Pitch Perfect: Bumper In Berlin Showrunner Megan Amram Expands The Franchise [Exclusive Interview]

Megan Amram is a weird person, and I say that as a compliment from the bottom of my weird little heart. The hilarious writer known for "Silicon Valley," "The Good Place," "An Emmy For Megan," and the best meme in the entirety of the Trump Administration is now a showrunner, bringing "Pitch Perfect: Bumper in Berlin" to Peacock. With a trilogy as popular as the "Pitch Perfect" films, Amram was tasked with the difficult job of figuring out how to keep the same energy and sense of humor as the 2010s film series, while following the journey of Bumper Allen, who started out as the movies' main antagonist. A series centered on Bumper doesn't sound like it would work, but with Amram at the helm, "Pitch Perfect: Bumper in Berlin" does the impossible and breathes new life into the decade-old series.

"Pitch Perfect: Bumper in Berlin" has all of the aca-hilarity of the original trilogy, but feels like its own adventure. Flula Borg gets to be an absolute gift, Sarah Hyland sings absolutely gorgeous songs, Jameela Jamil gets a diva role that plays to her comedy strengths, Adam DeVine allows Bumper to grow beyond our wildest imaginations, newcomer Lera Abova is about to be every queer gal's new crush (sorry, Emma D'Arcy), and Amram somehow got Udo f****** Kier to play in her wild, musical sandbox. I sat down with Amram over Zoom to talk about her process of crafting the series, and yes, to gush about the living legend, Udo Kier.

'How do you make this necessary?'

"Bumper in Berlin" feels like just such a fantastic extension of the "Pitch Perfect" universe without feeling like a weird cash grab. How did you determine which connective tissue from the films to include in the series?

Well, because I'm talking to /Film, which I am a super big fan of, I will say that you bring up a point that was very important to me, which is I did not want this to just be something for the sake of continuing "Pitch Perfect." I'm obsessed with "Twin Peaks: The Return," and we could talk about that for many minutes, but I think something about it that I had in my head in doing a spin-off-type show was, "How do you make this necessary to the time that you are doing it?" So for me, I was a fan of "Pitch Perfect." I loved the music. I am a huge fan of Adam DeVine. And the exciting thing about doing a show sort of 10 years after the movies first came out is you really were allowed to use that time to deepen the character and see Bumper and Pieter in different sorts of modes than you'd seen them in the movies.

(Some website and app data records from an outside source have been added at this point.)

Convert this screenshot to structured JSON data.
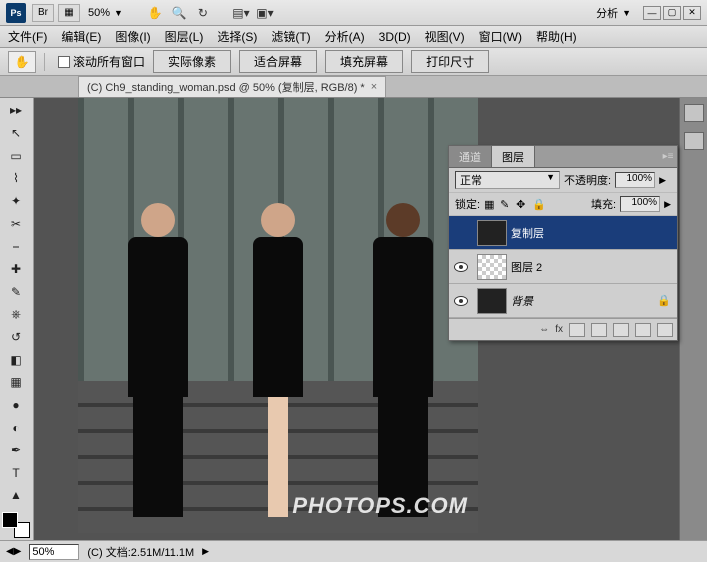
{
  "titlebar": {
    "app_label": "Ps",
    "br_label": "Br",
    "zoom": "50%",
    "analysis_menu": "分析"
  },
  "menu": {
    "file": "文件(F)",
    "edit": "编辑(E)",
    "image": "图像(I)",
    "layer": "图层(L)",
    "select": "选择(S)",
    "filter": "滤镜(T)",
    "analysis": "分析(A)",
    "threed": "3D(D)",
    "view": "视图(V)",
    "window": "窗口(W)",
    "help": "帮助(H)"
  },
  "options": {
    "scroll_all": "滚动所有窗口",
    "actual_pixels": "实际像素",
    "fit_screen": "适合屏幕",
    "fill_screen": "填充屏幕",
    "print_size": "打印尺寸"
  },
  "document": {
    "tab_title": "(C) Ch9_standing_woman.psd @ 50% (复制层, RGB/8) *"
  },
  "panel": {
    "tab_channels": "通道",
    "tab_layers": "图层",
    "blend_mode": "正常",
    "opacity_label": "不透明度:",
    "opacity_value": "100%",
    "lock_label": "锁定:",
    "fill_label": "填充:",
    "fill_value": "100%",
    "layers": [
      {
        "name": "复制层",
        "visible": false,
        "selected": true,
        "thumb": "dark"
      },
      {
        "name": "图层 2",
        "visible": true,
        "selected": false,
        "thumb": "checker"
      },
      {
        "name": "背景",
        "visible": true,
        "selected": false,
        "thumb": "dark",
        "locked": true,
        "italic": true
      }
    ],
    "footer_fx": "fx"
  },
  "status": {
    "zoom": "50%",
    "doc_info": "(C) 文档:2.51M/11.1M"
  },
  "watermark": "PHOTOPS.COM"
}
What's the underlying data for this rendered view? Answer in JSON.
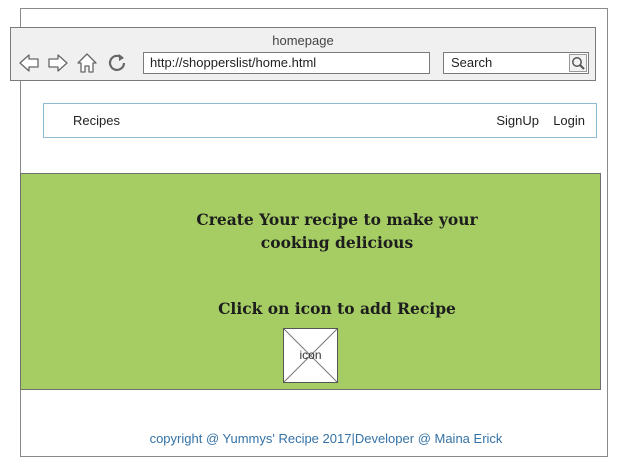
{
  "browser": {
    "title": "homepage",
    "url": "http://shopperslist/home.html",
    "search_placeholder": "Search"
  },
  "navbar": {
    "brand": "Recipes",
    "signup": "SignUp",
    "login": "Login"
  },
  "hero": {
    "heading_line1": "Create Your recipe to make your",
    "heading_line2": "cooking delicious",
    "subheading": "Click on icon to add Recipe",
    "icon_label": "icon",
    "background_color": "#a5cd64"
  },
  "footer": {
    "text": "copyright @ Yummys' Recipe 2017|Developer @ Maina Erick",
    "color": "#3572a6"
  }
}
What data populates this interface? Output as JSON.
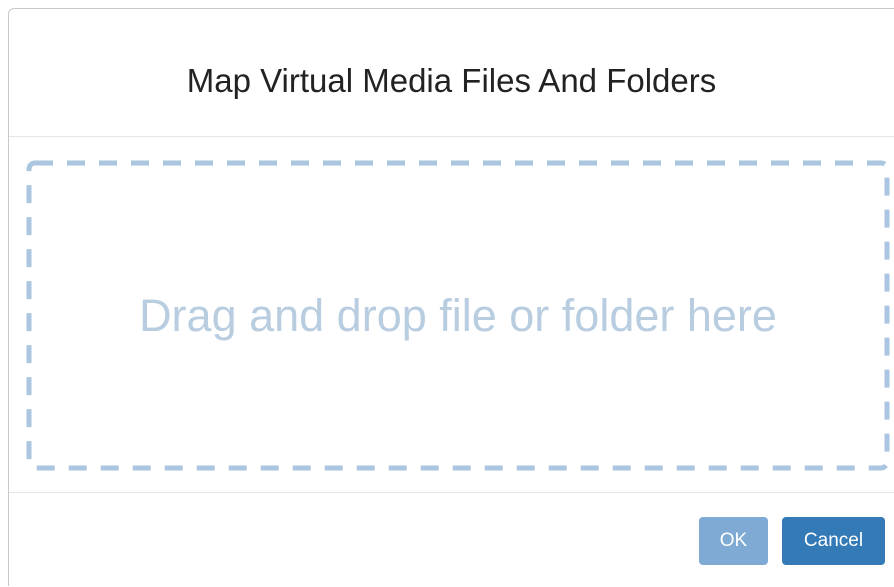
{
  "dialog": {
    "title": "Map Virtual Media Files And Folders",
    "drop_zone_text": "Drag and drop file or folder here",
    "ok_label": "OK",
    "cancel_label": "Cancel"
  },
  "colors": {
    "title_text": "#222222",
    "drop_zone_border": "#aac6e0",
    "drop_zone_text": "#b8cde0",
    "ok_button_disabled": "#7faad4",
    "cancel_button": "#337ab7"
  }
}
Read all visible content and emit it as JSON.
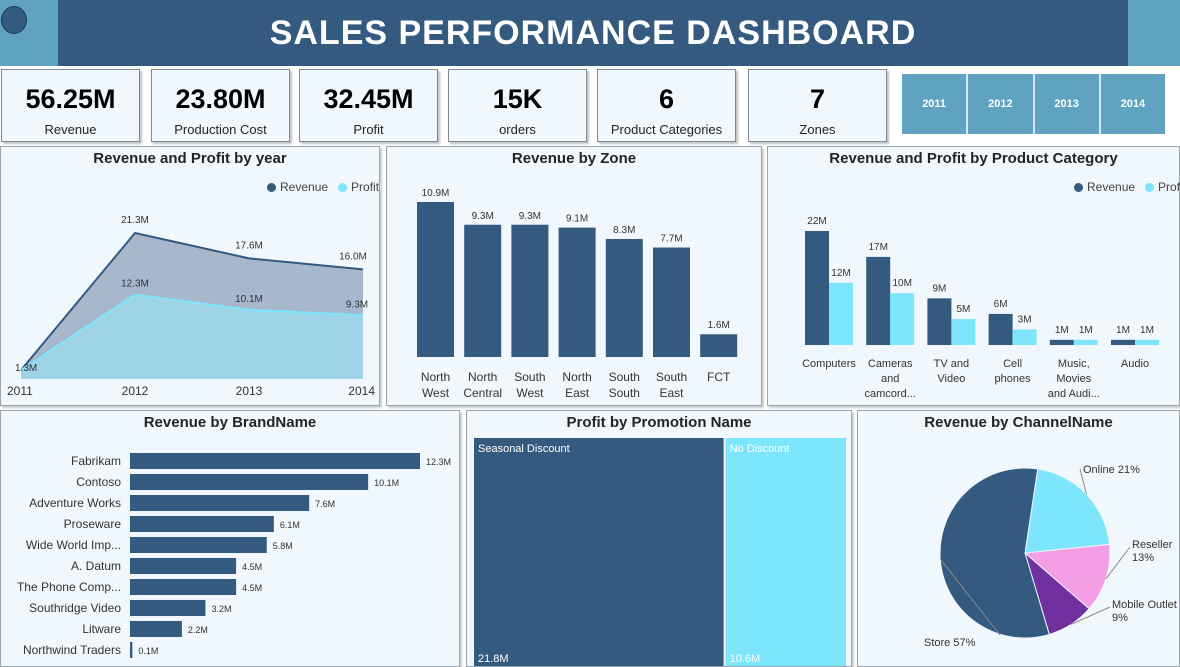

'I really fangirled out at him'

Okay. So. You got Udo Kier to play Pieter and Thea's dad. Tell me everything. Was the character written for him? Did you have to ask him personally? How did this happen?!

Thank you for asking me about Udo. I'm so excited to talk about him. Okay. Again, because I'm talking to /Film, I love "Melancholia." I love a lot of the really dark things that he's been a part of, but he's also an iconic German actor. We wrote this character who is very silly and is Pieter and Thea's father, and I very much wanted Udo to be in it, not knowing if he'd be interested in a silly comedy show. But he was so excited to do it and he lives in America, so he flew out to Berlin to be in the show and I asked him so many questions about iconic directors he's worked with. So I really fangirled out at him.

I like, audibly screamed when I saw him on screen and despite those dark roles, my favorite fun fact is to tell people he was an evil bird on "Scooby-Doo! Mystery Incorporated."

He has done so many things! And also, you take a photo of that man and he snaps into model mode so quickly.

Oh my god, yes!

I took a random photo just being like, "Can I remember this moment in the trailer?" And I [looked at it and] was like, "Oh, this is a perfect photo and could be on the cover of Vogue."

It's the eyes. They just pierce into your soul.


It's a show about friendships

So I love that you love the "Pitch Perfect" films, and I think at the heart of those films, there's so much unpacking of sisterhood and women in competition. Obviously, this is a series about Bumper, so it's not so much about that. But none of the women on the show feel like weird manic pixie a capella dream girls for him. Was a conscious thought you had about how the women fit into this story?

That is so nice to hear. And not only was it a conscious thought, but it was something that was at the forefront of my mind all the time in writing it and shooting the show. There's another type of story that I do think fits into "Pitch Perfect," that I also love talking about, which is healthy male friendships that are not making fun of it, that are not homophobic, that are just men being genuinely supportive and sweet to each other. So that was one aspect of the gendered characters I was excited about.

But then for our female characters in the show, even though they're not the characters whose names are in the title, I really wanted the heart of female friendship to still feel incredibly present. Thea, Gisela, and Heidi are so different, but when you get them together, Thea and Heidi especially, you have a few scenes where they're just being friends together, and I loved it. It's like two very different types of women. They act differently, and they look different, but they are able to find very specific things to love about each other. That was very exciting for me.

"Pitch Perfect: Bumper in Berlin" will premiere on Peacock on November 23, 2022.